A Preliminary Study on a Voided Volume Measuring Method Using Noncontact Temperature Sensors under the Toilet Seat

Koya Fujita, Yoshio Kanayama, Juhyon Kim, Kazuki Nakajima
Vol. 8 (2019) p.1-6

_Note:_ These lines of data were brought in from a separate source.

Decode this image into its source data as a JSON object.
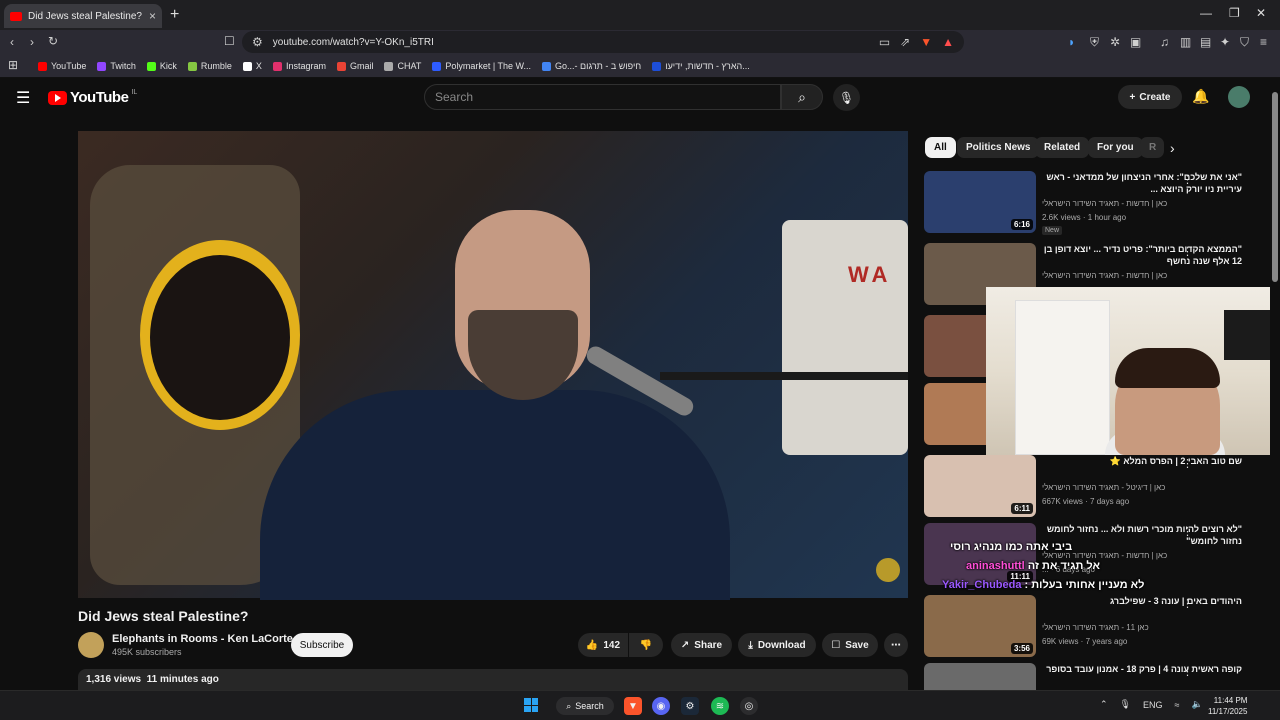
{
  "browser": {
    "tab_title": "Did Jews steal Palestine? - YouTube",
    "url": "youtube.com/watch?v=Y-OKn_i5TRI",
    "bookmarks": [
      {
        "label": "YouTube",
        "color": "#ff0000"
      },
      {
        "label": "Twitch",
        "color": "#9146ff"
      },
      {
        "label": "Kick",
        "color": "#53fc18"
      },
      {
        "label": "Rumble",
        "color": "#85c742"
      },
      {
        "label": "X",
        "color": "#ffffff"
      },
      {
        "label": "Instagram",
        "color": "#e1306c"
      },
      {
        "label": "Gmail",
        "color": "#ea4335"
      },
      {
        "label": "CHAT",
        "color": "#aaaaaa"
      },
      {
        "label": "Polymarket | The W...",
        "color": "#2e5cff"
      },
      {
        "label": "Go...- חיפוש ב - תרגום",
        "color": "#4285f4"
      },
      {
        "label": "הארץ - חדשות, ידיעו...",
        "color": "#1d4ed8"
      }
    ]
  },
  "youtube": {
    "logo": "YouTube",
    "country": "IL",
    "search_placeholder": "Search",
    "create_label": "Create"
  },
  "video": {
    "title": "Did Jews steal Palestine?",
    "channel": "Elephants in Rooms - Ken LaCorte",
    "subscribers": "495K subscribers",
    "subscribe_label": "Subscribe",
    "likes": "142",
    "share_label": "Share",
    "download_label": "Download",
    "save_label": "Save",
    "views": "1,316 views",
    "age": "11 minutes ago",
    "sign_text": "WA"
  },
  "chips": [
    "All",
    "Politics News",
    "Related",
    "For you",
    "R"
  ],
  "recs": [
    {
      "title": "\"אני את שלכם\": אחרי הניצחון של ממדאני - ראש עיריית ניו יורק היוצא ...",
      "channel": "כאן | חדשות - תאגיד השידור הישראלי",
      "meta": "2.6K views · 1 hour ago",
      "badge": "New",
      "duration": "6:16"
    },
    {
      "title": "\"הממצא הקדום ביותר\": פריט נדיר ... יוצא דופן בן 12 אלף שנה נחשף",
      "channel": "כאן | חדשות - תאגיד השידור הישראלי",
      "meta": "",
      "badge": "",
      "duration": ""
    },
    {
      "title": "",
      "channel": "",
      "meta": "",
      "badge": "",
      "duration": ""
    },
    {
      "title": "",
      "channel": "",
      "meta": "",
      "badge": "",
      "duration": ""
    },
    {
      "title": "שם טוב האבי 2 | הפרס המלא ⭐",
      "channel": "כאן | דיגיטל - תאגיד השידור הישראלי",
      "meta": "667K views · 7 days ago",
      "badge": "",
      "duration": "6:11"
    },
    {
      "title": "\"לא רוצים להיות מוכרי רשות ולא ... נחזור לחומש נחזור לחומש\"",
      "channel": "כאן | חדשות - תאגיד השידור הישראלי",
      "meta": "... · 6 days ago",
      "badge": "",
      "duration": "11:11"
    },
    {
      "title": "היהודים באים | עונה 3 - שפילברג",
      "channel": "כאן 11 - תאגיד השידור הישראלי",
      "meta": "69K views · 7 years ago",
      "badge": "",
      "duration": "3:56"
    },
    {
      "title": "קופה ראשית עונה 4 | פרק 18 - אמנון עובד בסופר",
      "channel": "",
      "meta": "",
      "badge": "",
      "duration": ""
    }
  ],
  "chat": [
    {
      "user": "",
      "msg": "ביבי אתה כמו מנהיג רוסי",
      "color": "#ffffff"
    },
    {
      "user": "Yakir_Chubeda",
      "msg": "לא מעניין אחותי בעלות",
      "color": "#9b59ff"
    },
    {
      "user": "aninashuttl",
      "msg": "אל תגיד את זה",
      "color": "#ff4fd8"
    }
  ],
  "taskbar": {
    "search_label": "Search",
    "lang": "ENG",
    "time": "11:44 PM",
    "date": "11/17/2025"
  }
}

Some systems to measure voided volume and flow rate have been developed. Clinically, urination parameters are measured using uroflowmeters that have special receivers such as cups or bowls. Since these uroflowmeters were developed for clinical use, home use is difficult and inconvenient. Many of these devices require equipment cleaning; additionally, most are too expensive for home use. To address these problems, we developed a method to measure voided volume by noncontact matrix temperature sensors that are installed under a toilet seat. The basic concept is as follows. Urine is excreted at core temperature of 37℃. The heat radiated from urine during excretion is measured by noncontact matrix temperature sensors, and the measured radiated heat is converted to urination volume. A preliminary study was conducted to estimate the voided volume using an actual toilet bowl. The noncontact matrix temperature sensors simultaneously measure the temperature of falling water at 37℃ in 16 areas using a matrix of four lines and four rows. Four noncontact matrix temperature sensors were installed at the front, rear, left and right of the underside of a toilet seat. The toilet seat equipped with the four sensors was installed on a toilet bowl. The position of the falling water was fixed at 120 mm from the front sensor. Water volumes of 100, 200 and 300 ml were passed vertically at flow rates of 10, 20, 30 and 40 ml/s. As a result, the surface of the toilet bowl was slightly heated from the heat of the falling water, and the toilet bowl retained the heat after the water had fallen. To eliminate overestimation of heat from the toilet bowl, we proposed two analytical methods: a bias temperature elimination method and a time limitation method. For all four flow rates, the variation of U with a proportional volume obtained by the time limitation method was smaller than that by the bias temperature elimination method.